LONDON, October 31, 2013 ( – Sir James Munby, president of the Family Division of the British court system has said that only “secular” judges can serve a “multicultural” society, and that judges must not “be swayed by Christian values.”


“A secular judge must be wary of straying across the well-recognized divide between church and state,” Munby said in a speech to the first annual conference of the Law Society’s family law section in London.

In a speech in London last night, Munby disparaged “Victorian judges” who promoted ‘virtue and morality.” Such judges discouraged “vice and immorality” while maintaining a “very narrow view of sexual morality.”

“Happily for us, the days are past when the business of judges was the enforcement of morals or religious beliefs,” he said.

He praised the “disappearance, in an increasingly secular and pluralistic society, of what until comparatively recently was in large measure a commonly accepted package of moral, ethical and religious values.”

Munby said modern judges had in a sense displaced Christian clergy, whom, he said, have relinquished their prior position as the “defining voices of morality and of the law of marriage and the family.”

Anthony Ozimic, communications manager of the Society for the Protection of Unborn Children (SPUC), told LifeSiteNews that this is not the first time Munby has “used his position to give succour to the idea that the move away from Judeo-Christian morality represents progress.”

In 2002, SPUC launched a suit against the British government over the legality of the abortifacient morning after pill.

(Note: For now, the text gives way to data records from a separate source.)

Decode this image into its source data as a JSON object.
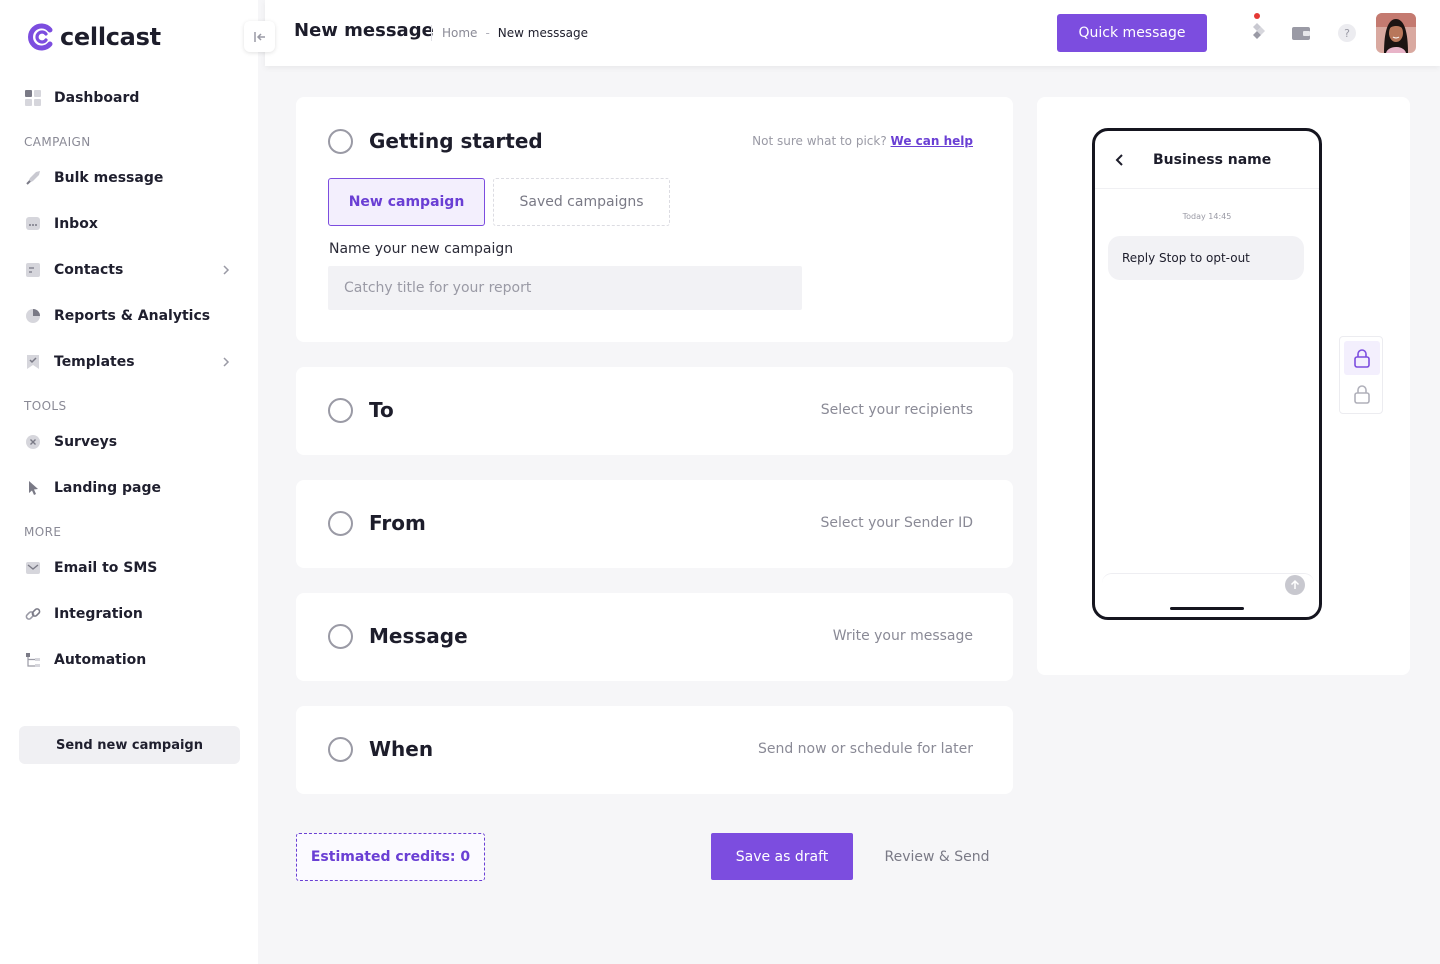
{
  "brand": {
    "name": "cellcast",
    "accent": "#7c4ddf"
  },
  "sidebar": {
    "dashboard": "Dashboard",
    "sections": {
      "campaign": "CAMPAIGN",
      "tools": "TOOLS",
      "more": "MORE"
    },
    "items": [
      {
        "label": "Bulk message",
        "icon": "rocket-icon"
      },
      {
        "label": "Inbox",
        "icon": "inbox-icon"
      },
      {
        "label": "Contacts",
        "icon": "contacts-icon"
      },
      {
        "label": "Reports & Analytics",
        "icon": "pie-chart-icon"
      },
      {
        "label": "Templates",
        "icon": "template-icon"
      },
      {
        "label": "Surveys",
        "icon": "survey-icon"
      },
      {
        "label": "Landing page",
        "icon": "cursor-icon"
      },
      {
        "label": "Email to SMS",
        "icon": "mail-icon"
      },
      {
        "label": "Integration",
        "icon": "link-icon"
      },
      {
        "label": "Automation",
        "icon": "automation-icon"
      }
    ],
    "send_campaign": "Send new campaign"
  },
  "header": {
    "title": "New message",
    "breadcrumb": {
      "home": "Home",
      "separator": "-",
      "current": "New messsage"
    },
    "quick_message": "Quick message"
  },
  "steps": {
    "getting_started": {
      "title": "Getting started",
      "help_text": "Not sure what to pick?",
      "help_link": "We can help",
      "tab_new": "New campaign",
      "tab_saved": "Saved campaigns",
      "name_label": "Name your new campaign",
      "name_value": "",
      "name_placeholder": "Catchy title for your report"
    },
    "to": {
      "title": "To",
      "hint": "Select your recipients"
    },
    "from": {
      "title": "From",
      "hint": "Select your Sender ID"
    },
    "message": {
      "title": "Message",
      "hint": "Write your message"
    },
    "when": {
      "title": "When",
      "hint": "Send now or schedule for later"
    }
  },
  "footer": {
    "credits": "Estimated credits: 0",
    "save_draft": "Save as draft",
    "review_send": "Review & Send"
  },
  "preview": {
    "business_name": "Business name",
    "timestamp": "Today 14:45",
    "message": "Reply Stop to opt-out"
  }
}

In the decision, Munby praised what he called “the crusade for sexual enlightenment in England.” He added, “We are at last in the modern world.”

Munby referred to pro-abortion witnesses provided by the abortion lobby as “very eminent medical experts,” and praised the Family Planning Association, one of the world’s busiest abortion providers and anti-family lobbyists, while arguing that the state had “no right to restrict contraception.”

“Far from being an impartial advocate of blind justice, Sir James is a well-known promoter of [his own] ideology,’” Ozimic added.

Munby was also the co-author of a decision that in 2010 rejected a hearing at the High Court to a Christian couple, Eunice and Owen Johns, who had been refused as foster parents because of their religious beliefs. The Johns’ had refused instructions from their local council to talk to their foster children about homosexuality as though it were an acceptable “lifestyle.”

In his speech, Munby addressed the issue of adoption, saying, “A child’s best interests have to be assessed by reference to general community standards, making due allowance for the entitlement of people, within the limits of what is permissible in accordance with those standards, to entertain very divergent views about the religious, moral, social and secular objectives they wish to pursue for themselves and for their children.”

Munby went on to say that judges must take an “essentially neutral view of religious beliefs” and not “weigh one religion against another.” All religions, he said, “are entitled to equal respect, so long as they are ‘legally and socially acceptable’ and not ‘immoral or socially obnoxious’ or ‘pernicious.’”

However, he pitted aspects of certain religions against others himself, drawing the line at young girls being forced into marriage and “honor killing,” practices found almost exclusively among the Islamic community, which he called “beyond the pale.”

Critics say that Justice Munby’s religious statements fly in the face of Britain’s constitution, with its officially established Church of England, with Queen Elizabeth II as its Supreme Governor.  


Commenting Guidelines
LifeSiteNews welcomes thoughtful, respectful comments that add useful information or insights. Demeaning, hostile or propagandistic comments, and streams not related to the storyline, will be removed.

LSN commenting is not for frequent personal blogging, on-going debates or theological or other disputes between commenters.

Multiple comments from one person under a story are discouraged (suggested maximum of three). Capitalized sentences or comments will be removed (Internet shouting).

LifeSiteNews gives priority to pro-life, pro-family commenters and reserves the right to edit or remove comments.

Comments under LifeSiteNews stories do not necessarily represent the views of LifeSiteNews.